Srđ is ours! is a civil initiative which fights against the planned construction of a golf park on Srđ, the mountain above Dubrovnik. The golf course is actually a cover for the construction of an apartment complex on the last possible location where Dubrovnik can expand. The initial space plan was intended for the construction of a sports and recreation centre for the inhabitants of Dubrovnik with a tourist zone. Later the recreation centre became an exclusive golf park and tourist-complex with hotels, villas and apartments. In 2003 the value of the project was evaluated at 90 million euro, two years later it had risen to 230 million euro. After the intervention of Ivo Sanader, who declared Srđ as a “project of national interest”, the budget exploded into a fantastic 900 million euro. The space plan documents in this period were illegally adjusted. Today, the project is estimated to cost 1.2 billion euro.

Slaven Tolj is one of the most important contemporary artists in Croatia. He is known internationally above all for his installations, performances and video works. His artistic production is deeply wracked by the experiences of the Yugoslav War, the Seige of Dubrovnik (1991–1992), and the eventual dissolution of Yugoslavia. In the late 1990s Tolj connected his artist work with the themes of transition, political transformation, multiculturalism and globalisation.

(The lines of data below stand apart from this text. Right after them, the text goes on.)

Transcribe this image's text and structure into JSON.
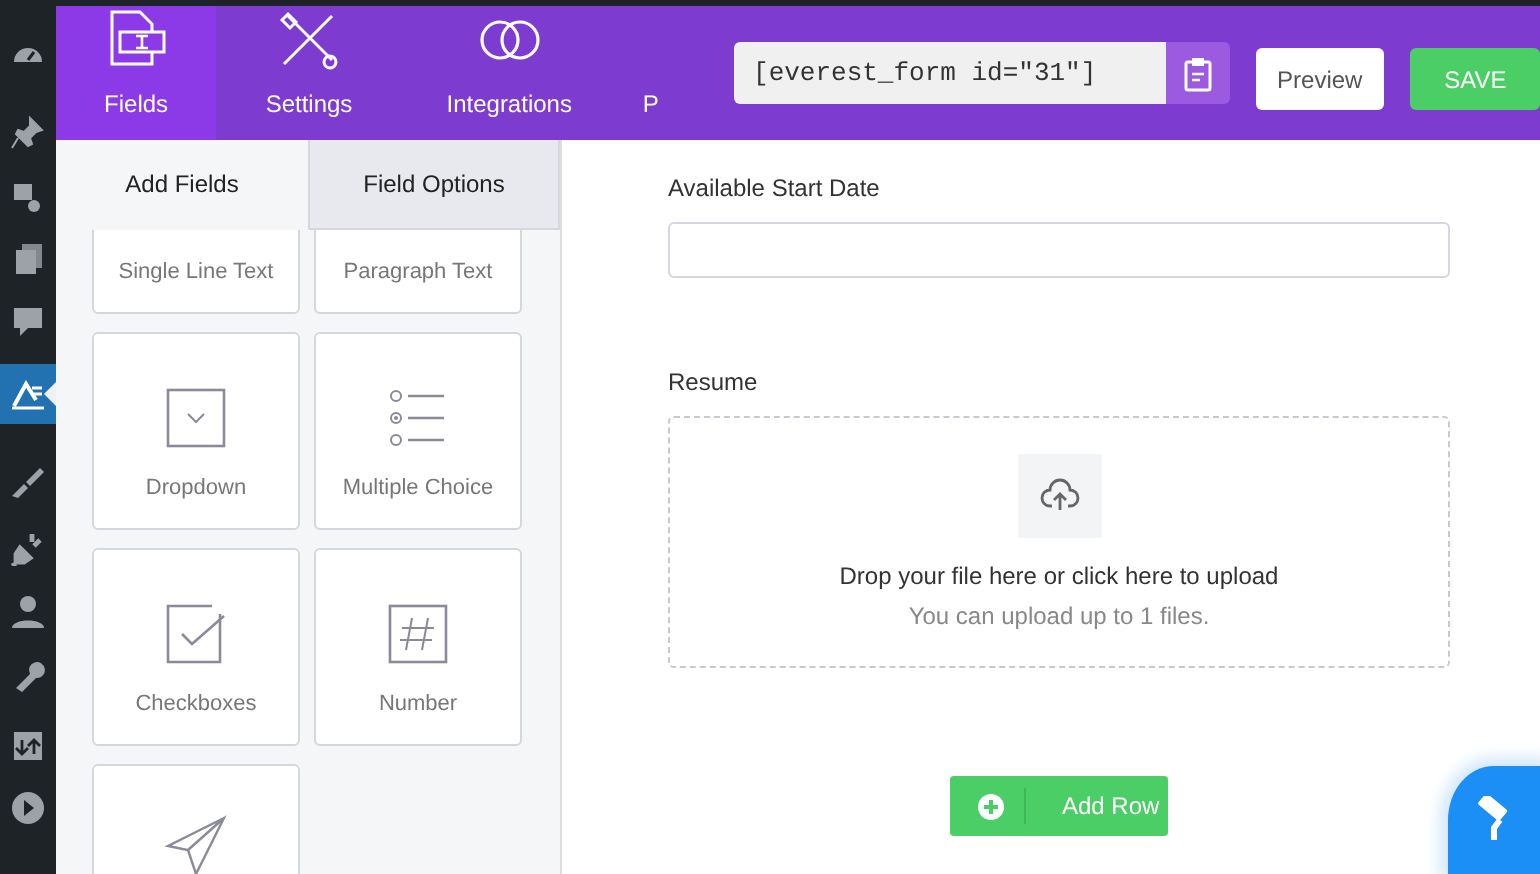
{
  "admin_menu": {
    "items": [
      {
        "selected": false
      },
      {
        "selected": false
      },
      {
        "selected": false
      },
      {
        "selected": false
      },
      {
        "selected": false
      },
      {
        "selected": true
      },
      {
        "selected": false
      },
      {
        "selected": false
      },
      {
        "selected": false
      },
      {
        "selected": false
      },
      {
        "selected": false
      },
      {
        "selected": false
      }
    ]
  },
  "header": {
    "tabs": [
      {
        "label": "Fields",
        "selected": true
      },
      {
        "label": "Settings",
        "selected": false
      },
      {
        "label": "Integrations",
        "selected": false
      },
      {
        "label": "P",
        "selected": false
      }
    ],
    "shortcode": {
      "value": "[everest_form id=\"31\"]"
    },
    "preview_button": "Preview",
    "save_button": "SAVE"
  },
  "panel": {
    "tabs": [
      {
        "label": "Add Fields",
        "selected": true
      },
      {
        "label": "Field Options",
        "selected": false
      }
    ],
    "fields": [
      {
        "kind": "text",
        "label": "Single Line Text"
      },
      {
        "kind": "paragraph",
        "label": "Paragraph Text"
      },
      {
        "kind": "dropdown",
        "label": "Dropdown"
      },
      {
        "kind": "radio",
        "label": "Multiple Choice"
      },
      {
        "kind": "checkbox",
        "label": "Checkboxes"
      },
      {
        "kind": "number",
        "label": "Number"
      },
      {
        "kind": "submit"
      }
    ]
  },
  "form": {
    "fields": [
      {
        "kind": "date",
        "label": "Available Start Date"
      },
      {
        "kind": "file",
        "label": "Resume",
        "drop_text": "Drop your file here or click here to upload",
        "hint": "You can upload up to 1 files."
      }
    ],
    "add_row_button": "Add Row"
  }
}
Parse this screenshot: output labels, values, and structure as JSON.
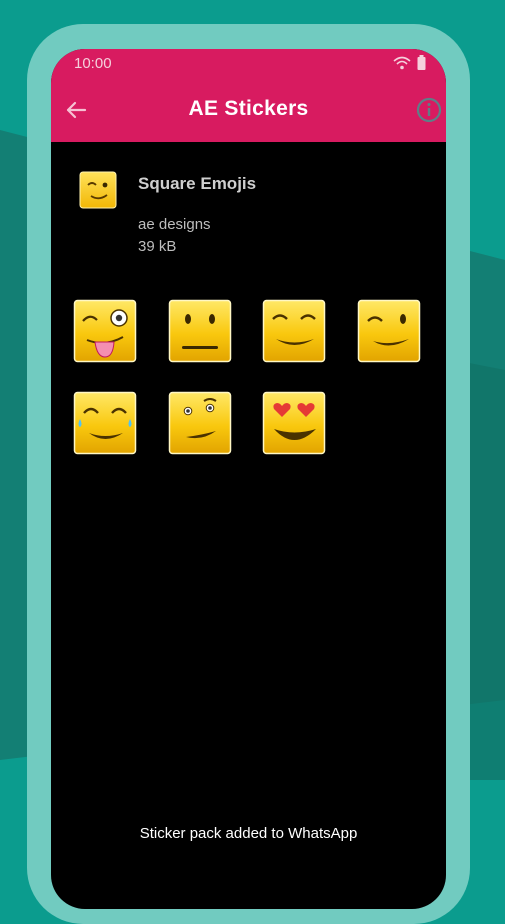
{
  "status_bar": {
    "time": "10:00",
    "wifi_icon": "wifi-icon",
    "battery_icon": "battery-icon"
  },
  "app_bar": {
    "title": "AE Stickers",
    "back_icon": "arrow-left-icon",
    "info_icon": "info-icon"
  },
  "pack": {
    "name": "Square Emojis",
    "publisher": "ae designs",
    "size": "39 kB"
  },
  "stickers": [
    {
      "name": "wink-tongue-emoji"
    },
    {
      "name": "neutral-face-emoji"
    },
    {
      "name": "content-smile-emoji"
    },
    {
      "name": "wink-smile-emoji"
    },
    {
      "name": "tears-of-joy-emoji"
    },
    {
      "name": "raised-eyebrow-emoji"
    },
    {
      "name": "heart-eyes-emoji"
    }
  ],
  "toast": "Sticker pack added to WhatsApp",
  "colors": {
    "app_bar": "#d81b60",
    "background": "#0b9c8e",
    "phone_frame": "#71cbc0",
    "screen": "#000000"
  }
}
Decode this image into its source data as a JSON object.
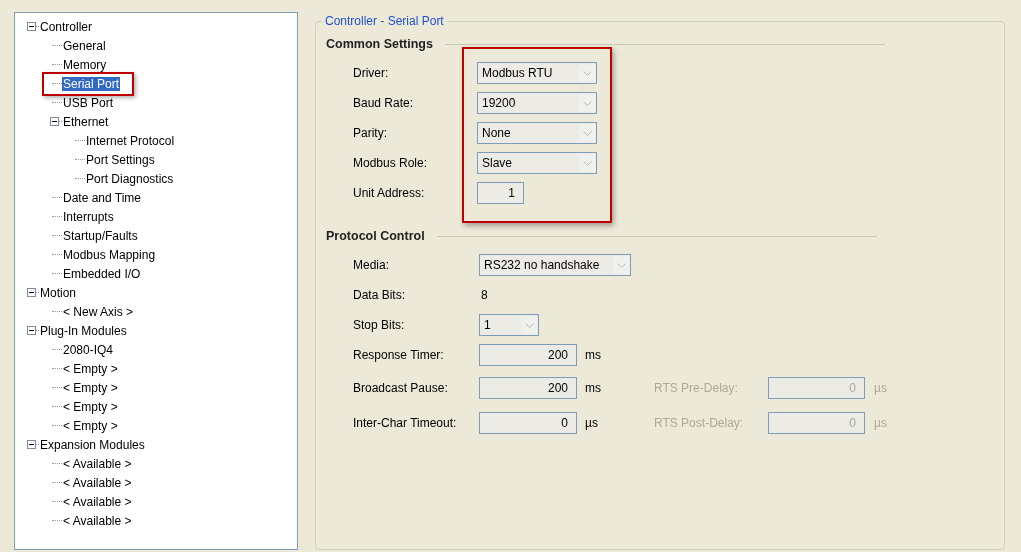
{
  "tree": [
    {
      "label": "Controller",
      "expanded": true,
      "selected": false,
      "children": [
        {
          "label": "General",
          "selected": false
        },
        {
          "label": "Memory",
          "selected": false
        },
        {
          "label": "Serial Port",
          "selected": true,
          "highlighted": true
        },
        {
          "label": "USB Port",
          "selected": false
        },
        {
          "label": "Ethernet",
          "expanded": true,
          "selected": false,
          "children": [
            {
              "label": "Internet Protocol",
              "selected": false
            },
            {
              "label": "Port Settings",
              "selected": false
            },
            {
              "label": "Port Diagnostics",
              "selected": false
            }
          ]
        },
        {
          "label": "Date and Time",
          "selected": false
        },
        {
          "label": "Interrupts",
          "selected": false
        },
        {
          "label": "Startup/Faults",
          "selected": false
        },
        {
          "label": "Modbus Mapping",
          "selected": false
        },
        {
          "label": "Embedded I/O",
          "selected": false
        }
      ]
    },
    {
      "label": "Motion",
      "expanded": true,
      "selected": false,
      "children": [
        {
          "label": "< New Axis >",
          "selected": false
        }
      ]
    },
    {
      "label": "Plug-In Modules",
      "expanded": true,
      "selected": false,
      "children": [
        {
          "label": "2080-IQ4",
          "selected": false
        },
        {
          "label": "< Empty >",
          "selected": false
        },
        {
          "label": "< Empty >",
          "selected": false
        },
        {
          "label": "< Empty >",
          "selected": false
        },
        {
          "label": "< Empty >",
          "selected": false
        }
      ]
    },
    {
      "label": "Expansion Modules",
      "expanded": true,
      "selected": false,
      "children": [
        {
          "label": "< Available >",
          "selected": false
        },
        {
          "label": "< Available >",
          "selected": false
        },
        {
          "label": "< Available >",
          "selected": false
        },
        {
          "label": "< Available >",
          "selected": false
        }
      ]
    }
  ],
  "panel": {
    "title": "Controller - Serial Port",
    "sections": [
      {
        "title": "Common Settings",
        "highlighted": true,
        "rows": [
          {
            "label": "Driver:",
            "kind": "dropdown",
            "value": "Modbus RTU"
          },
          {
            "label": "Baud Rate:",
            "kind": "dropdown",
            "value": "19200"
          },
          {
            "label": "Parity:",
            "kind": "dropdown",
            "value": "None"
          },
          {
            "label": "Modbus Role:",
            "kind": "dropdown",
            "value": "Slave"
          },
          {
            "label": "Unit Address:",
            "kind": "number",
            "value": "1"
          }
        ]
      },
      {
        "title": "Protocol Control",
        "highlighted": false,
        "rows": [
          {
            "label": "Media:",
            "kind": "dropdown",
            "value": "RS232 no handshake",
            "wide": true
          },
          {
            "label": "Data Bits:",
            "kind": "static",
            "value": "8"
          },
          {
            "label": "Stop Bits:",
            "kind": "dropdown",
            "value": "1"
          },
          {
            "label": "Response Timer:",
            "kind": "number",
            "value": "200",
            "unit": "ms"
          },
          {
            "label": "Broadcast Pause:",
            "kind": "number",
            "value": "200",
            "unit": "ms",
            "side": {
              "label": "RTS Pre-Delay:",
              "value": "0",
              "unit": "µs",
              "disabled": true
            }
          },
          {
            "label": "Inter-Char Timeout:",
            "kind": "number",
            "value": "0",
            "unit": "µs",
            "side": {
              "label": "RTS Post-Delay:",
              "value": "0",
              "unit": "µs",
              "disabled": true
            }
          }
        ]
      }
    ]
  }
}
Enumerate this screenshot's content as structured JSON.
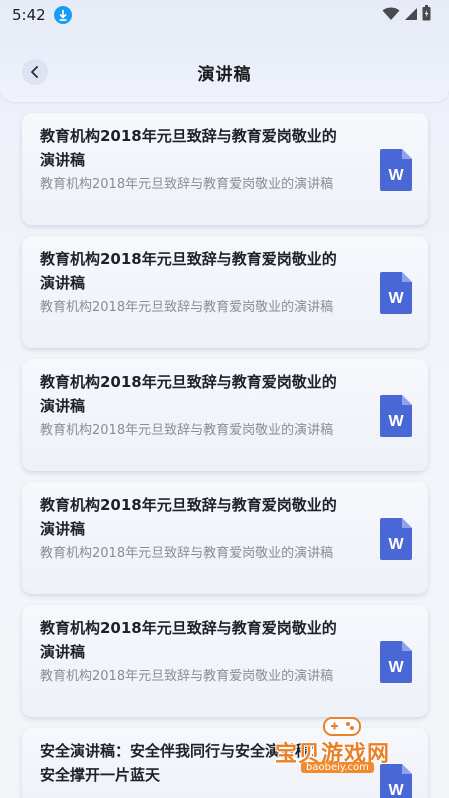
{
  "status_bar": {
    "time": "5:42"
  },
  "header": {
    "title": "演讲稿"
  },
  "items": [
    {
      "title": "教育机构2018年元旦致辞与教育爱岗敬业的演讲稿",
      "desc": "教育机构2018年元旦致辞与教育爱岗敬业的演讲稿"
    },
    {
      "title": "教育机构2018年元旦致辞与教育爱岗敬业的演讲稿",
      "desc": "教育机构2018年元旦致辞与教育爱岗敬业的演讲稿"
    },
    {
      "title": "教育机构2018年元旦致辞与教育爱岗敬业的演讲稿",
      "desc": "教育机构2018年元旦致辞与教育爱岗敬业的演讲稿"
    },
    {
      "title": "教育机构2018年元旦致辞与教育爱岗敬业的演讲稿",
      "desc": "教育机构2018年元旦致辞与教育爱岗敬业的演讲稿"
    },
    {
      "title": "教育机构2018年元旦致辞与教育爱岗敬业的演讲稿",
      "desc": "教育机构2018年元旦致辞与教育爱岗敬业的演讲稿"
    },
    {
      "title": "安全演讲稿：安全伴我同行与安全演讲稿：安全撑开一片蓝天",
      "desc": ""
    }
  ],
  "doc_icon_letter": "W",
  "watermark": {
    "text": "宝贝游戏网",
    "url": "baobeiy.com"
  },
  "colors": {
    "doc_icon": "#4a67d6",
    "accent_download": "#1a9df0",
    "watermark": "#e8822a"
  },
  "icons": [
    "download-icon",
    "wifi-icon",
    "signal-icon",
    "battery-icon",
    "back-chevron-icon",
    "word-doc-icon",
    "gamepad-icon"
  ]
}
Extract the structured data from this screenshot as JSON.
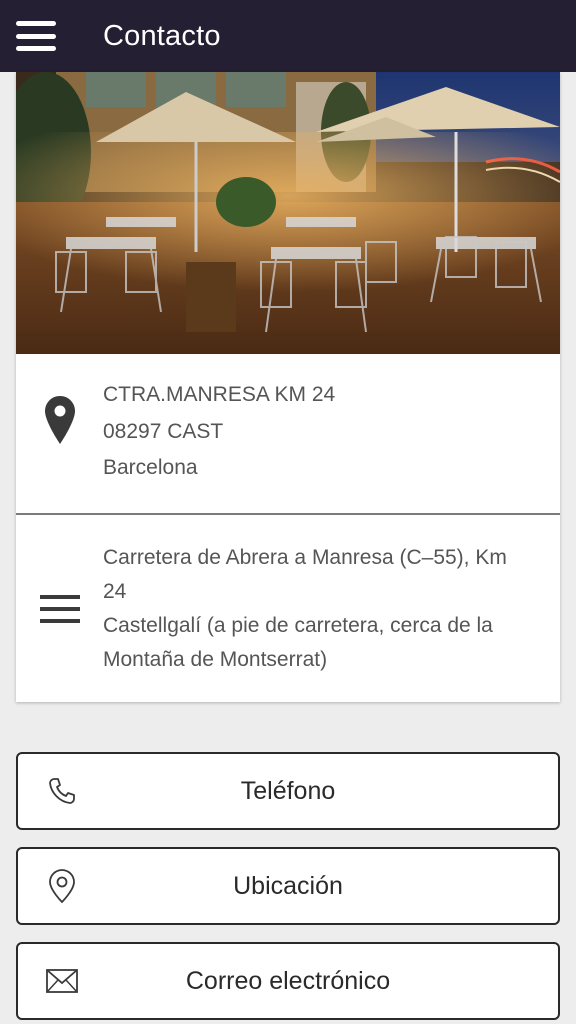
{
  "header": {
    "menu_icon": "hamburger-menu-icon",
    "title": "Contacto"
  },
  "colors": {
    "appbar": "#241f33",
    "background": "#ededed",
    "text": "#555555"
  },
  "contact_card": {
    "photo_alt": "restaurant terrace",
    "address": {
      "icon": "map-pin-icon",
      "line1": "CTRA.MANRESA KM 24",
      "line2": "08297 CAST",
      "line3": "Barcelona"
    },
    "description": {
      "icon": "menu-lines-icon",
      "line1": "Carretera de Abrera a Manresa (C–55), Km",
      "line2": "24",
      "line3": "Castellgalí (a pie de carretera, cerca de la",
      "line4": "Montaña de Montserrat)"
    }
  },
  "actions": {
    "phone": {
      "label": "Teléfono",
      "icon": "phone-icon"
    },
    "location": {
      "label": "Ubicación",
      "icon": "location-pin-icon"
    },
    "email": {
      "label": "Correo electrónico",
      "icon": "envelope-icon"
    }
  }
}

Slaven Tolj has participated in a number of international manifestations at home and abroad. In recent years he has had solo presentations in Ernst Museum (Budapest), Galerie Emila Filly (Ústí nad Labem), and the Museum of Modern Art (Dubrovnik). He has participated in documenta (Kassel) as well as the Venice Biennale and the Cetinje Biennale. Tolj is also active as a cultural organiser and curator. He is one of the founders of the Art Workshop Lazareti (Dubrovnik) one of Croatia’s main independent centres of contemporary arts. In 2005 he was a commissioner for the Croatian pavilion at the Venice Biennale.